How do you treat nontuberculous mycobacteria?
The standard treatment for most NTM infections is a combination of two or more antibiotics, taken over many months. The specific drugs you are prescribed will depend on the NTM species involved, and whether or not the organism has developed any antibiotic resistance.
What drugs are used to treat NTM?
Doctors treat mycobacterium avium complex (MAC) disease, the most common NTM lung infection, with a combination of three antibiotics:
- Either azithromycin (Zithromax) and clarithromycin (Biaxin)
- Ethambutol (Myambutol)
- Rifampin (Rifadin, Rimactane)
How is nontuberculous mycobacteria diagnosis?
A chest X-ray or CT scan to look for nodules, cavities or other changes to your lung tissue and airways that would indicate NTM disease. A lab culture to confirm that the infection is caused by NTM. This is usually done by collecting a sputum sample of fluid coughed up from your lungs.
What is Mott disease?
NTM are also referred to as atypical mycobacteria, mycobacteria other than tuberculosis (MOTT), or environmental mycobacteria. Although anyone can get an NTM infection, NTM are opportunistic pathogens placing some groups at increased risk, including those with underlying lung disease or depressed immune systems.
Is nontuberculous mycobacteria treatable?
An NTM infection is not contagious. It cannot be passed from human to human. Treatment for NTM infections generally requires long-term use of antibiotics, often for 1 to 2 years.
What is the drug of choice for treating mycobacterial infections?
The drugs used most often for treatment of Mycobacterium avium complex (MAC) infection include a macrolide (eg, clarithromycin, azithromycin), ethambutol, and a rifamycin (eg, rifabutin, rifampin). Clarithromycin or azithromycin in combination with ethambutol and rifabutin are the first-choice drugs.
Does doxycycline treat Mycobacterium?
The antimicrobial agents amikacin and doxycycline, which are not conventionally considered for use in treatment of mycobacterial infections, inhibit growth of Mycobacterium fortuitum and Mycobacterium chelonei in vitro. Ten patients were treated with these drugs alone or in combination with some surgical procedure.
What is nontuberculous mycobacterial?
Non-tuberculous mycobacteria, or NTM, are a group of bacteria that cause rare lung infections. NTM mainly affects people who have damaged lungs or who have a problem with their immune system. These infections are sometimes known as NTM pulmonary disease (NTM-PD).
What is the prognosis for NTM?
Results: Of 2007 patients with pulmonary NTM isolate, 436 met the microbiologic criteria. A 5-year survival rate for those meeting the criteria was 60%, compared to 70% in those who did not (p<0.001).

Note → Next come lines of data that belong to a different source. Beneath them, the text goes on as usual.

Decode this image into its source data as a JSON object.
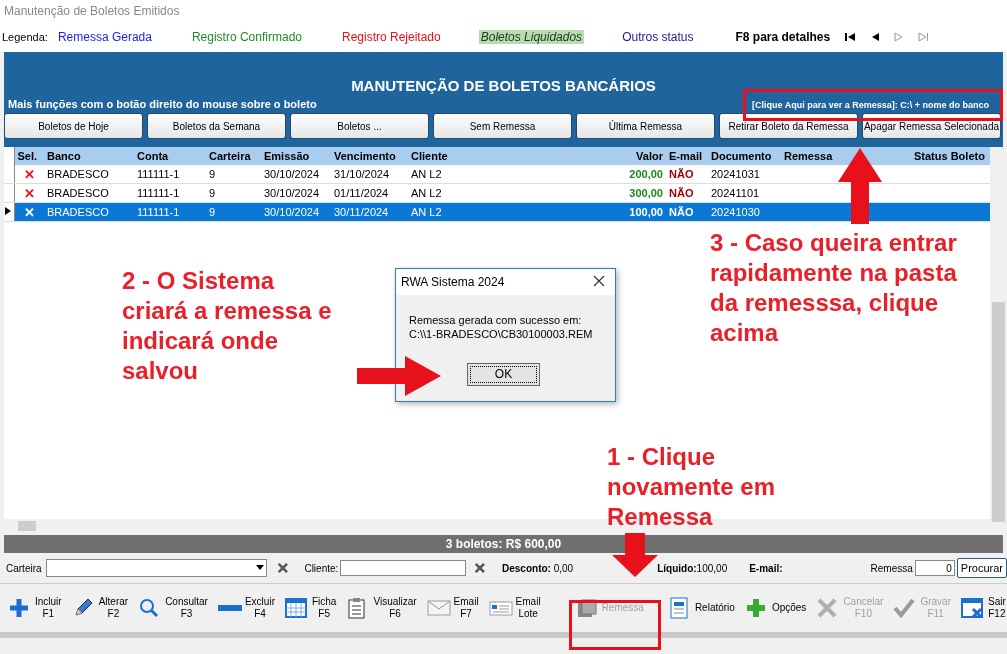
{
  "window": {
    "title": "Manutenção de Boletos Emitidos"
  },
  "legend": {
    "label": "Legenda:",
    "items": [
      {
        "label": "Remessa Gerada",
        "color": "#1a1aff",
        "italic": false
      },
      {
        "label": "Registro Confirmado",
        "color": "#1f8a2a",
        "italic": false
      },
      {
        "label": "Registro Rejeitado",
        "color": "#e8101a",
        "italic": false
      },
      {
        "label": "Boletos Liquidados",
        "color": "#1a3a1a",
        "italic": true
      },
      {
        "label": "Outros status",
        "color": "#1a1a9a",
        "italic": false
      }
    ],
    "hint": "F8 para detalhes"
  },
  "panel": {
    "title": "MANUTENÇÃO DE BOLETOS BANCÁRIOS",
    "subtitle": "Mais funções com o botão direito do mouse sobre o boleto",
    "link": "[Clique Aqui para ver a Remessa]: C:\\ + nome do banco"
  },
  "filter_buttons": [
    "Boletos de Hoje",
    "Boletos da Semana",
    "Boletos ...",
    "Sem Remessa",
    "Última Remessa",
    "Retirar Boleto da Remessa",
    "Apagar Remessa Selecionada"
  ],
  "table": {
    "columns": [
      "Sel.",
      "Banco",
      "Conta",
      "Carteira",
      "Emissão",
      "Vencimento",
      "Cliente",
      "Valor",
      "E-mail",
      "Documento",
      "Remessa",
      "",
      "Status Boleto"
    ],
    "rows": [
      {
        "sel": "✕",
        "banco": "BRADESCO",
        "conta": "111111-1",
        "carteira": "9",
        "emissao": "30/10/2024",
        "vencimento": "31/10/2024",
        "cliente": "AN L2",
        "valor": "200,00",
        "email": "NÃO",
        "documento": "20241031",
        "selected": false
      },
      {
        "sel": "✕",
        "banco": "BRADESCO",
        "conta": "111111-1",
        "carteira": "9",
        "emissao": "30/10/2024",
        "vencimento": "01/11/2024",
        "cliente": "AN L2",
        "valor": "300,00",
        "email": "NÃO",
        "documento": "20241101",
        "selected": false
      },
      {
        "sel": "✕",
        "banco": "BRADESCO",
        "conta": "111111-1",
        "carteira": "9",
        "emissao": "30/10/2024",
        "vencimento": "30/11/2024",
        "cliente": "AN L2",
        "valor": "100,00",
        "email": "NÃO",
        "documento": "20241030",
        "selected": true
      }
    ]
  },
  "summary": "3 boletos: R$ 600,00",
  "filters": {
    "carteira_label": "Carteira",
    "cliente_label": "Cliente:",
    "desconto": "**Desconto:** 0,00",
    "liquido": "**Líquido:**100,00",
    "email_label": "E-mail:",
    "remessa_label": "Remessa",
    "remessa_value": "0",
    "search_button": "Procurar"
  },
  "toolbar": [
    {
      "label": "Incluir",
      "key": "F1",
      "disabled": false
    },
    {
      "label": "Alterar",
      "key": "F2",
      "disabled": false
    },
    {
      "label": "Consultar",
      "key": "F3",
      "disabled": false
    },
    {
      "label": "Excluir",
      "key": "F4",
      "disabled": false
    },
    {
      "label": "Ficha",
      "key": "F5",
      "disabled": false
    },
    {
      "label": "Visualizar",
      "key": "F6",
      "disabled": false
    },
    {
      "label": "Email",
      "key": "F7",
      "disabled": false
    },
    {
      "label": "Email",
      "key": "Lote",
      "disabled": false
    },
    {
      "label": "Remessa",
      "disabled": true
    },
    {
      "label": "Relatório",
      "disabled": false
    },
    {
      "label": "Opções",
      "disabled": false
    },
    {
      "label": "Cancelar",
      "key": "F10",
      "disabled": true
    },
    {
      "label": "Gravar",
      "key": "F11",
      "disabled": true
    },
    {
      "label": "Sair",
      "key": "F12",
      "disabled": false
    }
  ],
  "dialog": {
    "title": "RWA Sistema 2024",
    "message": "Remessa gerada com sucesso em:",
    "path": "C:\\\\1-BRADESCO\\CB30100003.REM",
    "button": "OK"
  },
  "annotations": [
    {
      "text": "2 - O Sistema criará a remessa e indicará onde salvou"
    },
    {
      "text": "3 - Caso queira entrar rapidamente na pasta da remesssa, clique acima"
    },
    {
      "text": "1 - Clique novamente em Remessa"
    }
  ]
}
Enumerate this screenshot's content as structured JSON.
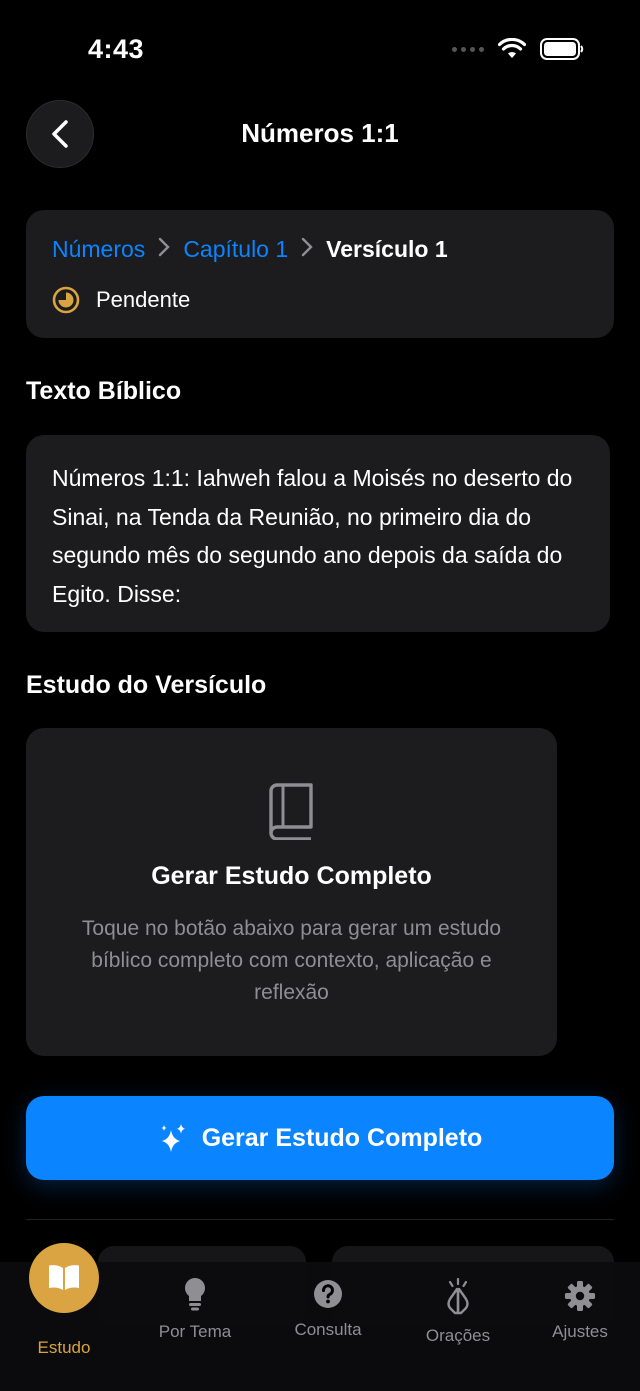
{
  "status_bar": {
    "time": "4:43"
  },
  "nav": {
    "title": "Números 1:1"
  },
  "breadcrumb": {
    "book": "Números",
    "chapter": "Capítulo 1",
    "verse": "Versículo 1",
    "status": "Pendente"
  },
  "bible_text": {
    "section_title": "Texto Bíblico",
    "text": "Números 1:1: Iahweh falou a Moisés no deserto do Sinai, na Tenda da Reunião, no primeiro dia do segundo mês do segundo ano depois da saída do Egito. Disse:"
  },
  "study": {
    "section_title": "Estudo do Versículo",
    "card_icon": "book-icon",
    "card_title": "Gerar Estudo Completo",
    "card_description": "Toque no botão abaixo para gerar um estudo bíblico completo com contexto, aplicação e reflexão",
    "button_label": "Gerar Estudo Completo",
    "button_icon": "sparkles-icon"
  },
  "tabs": [
    {
      "label": "Estudo",
      "icon": "open-book-icon",
      "active": true
    },
    {
      "label": "Por Tema",
      "icon": "lightbulb-icon",
      "active": false
    },
    {
      "label": "Consulta",
      "icon": "question-circle-icon",
      "active": false
    },
    {
      "label": "Orações",
      "icon": "praying-hands-icon",
      "active": false
    },
    {
      "label": "Ajustes",
      "icon": "gear-icon",
      "active": false
    }
  ],
  "colors": {
    "accent_blue": "#0a84ff",
    "accent_gold": "#d9a441",
    "card_bg": "#1c1c1e",
    "secondary_text": "#8e8e93"
  }
}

How is MOTT treated?
Mycobacteria other than tuberculosis represents a significant proportion of mycobacterial infections, in both immunocompetent and immunocompromised hosts, however MOTT patients are initially treated with conventional antituberculous treatments, before the results of culture to identify the bacteria as non tuberculous …
Is Mai treatable?
The infectious disease doctor recommends surgery to remove the middle lobe and the damaged area of the upper lobe, because the damage is so great that the antibiotics cannot reach it and therefore cannot cure the disease (because there is insufficient blood flow).
What is Mycobacterium tuberculosis?
Mycobacterium tuberculosis • Fungus like bacteria: filamentous forms resembling fungal mycelium, acid fast, aerobic, non motile, non capsulated & non sporing • Morphology: 2-3um x 0.4 um, straight or slightly curved rods with rounded ends, branching & filamentous forms , beaded, arranged singly or in small clumps, 5.
What is the treatment for mycobacterial infections?
Treatment for mycobacterial infections depends on the type of bacterium, the location and severity of the infection, and the status of the person’s immune system. up to six medications may be used at once.
What are the four types of mycobacteria?
1. Non-tuberculous mycobacteria Dr. Pendru Raghunath Reddy 3. Runyoun classification NTM have been categorized into four groups by Runyoun (1959) based on pigment production and the growth rate 1. Photochromogenes 2. Scotochromogens 3. Non-photochromogens 4. Rapid growers 4.
Are growth rates and colony pigmentation still used to classify mycobacteria?
This systemhas become less useful as we focus on more rapid molecular systemsof diagnostics. However, growth rates and colony pigmentation continueto provide practical means for grouping species of mycobacteriawithin the laboratory and are thus still used.2 1. Non-tuberculous mycobacteria Dr. Pendru Raghunath Reddy 3.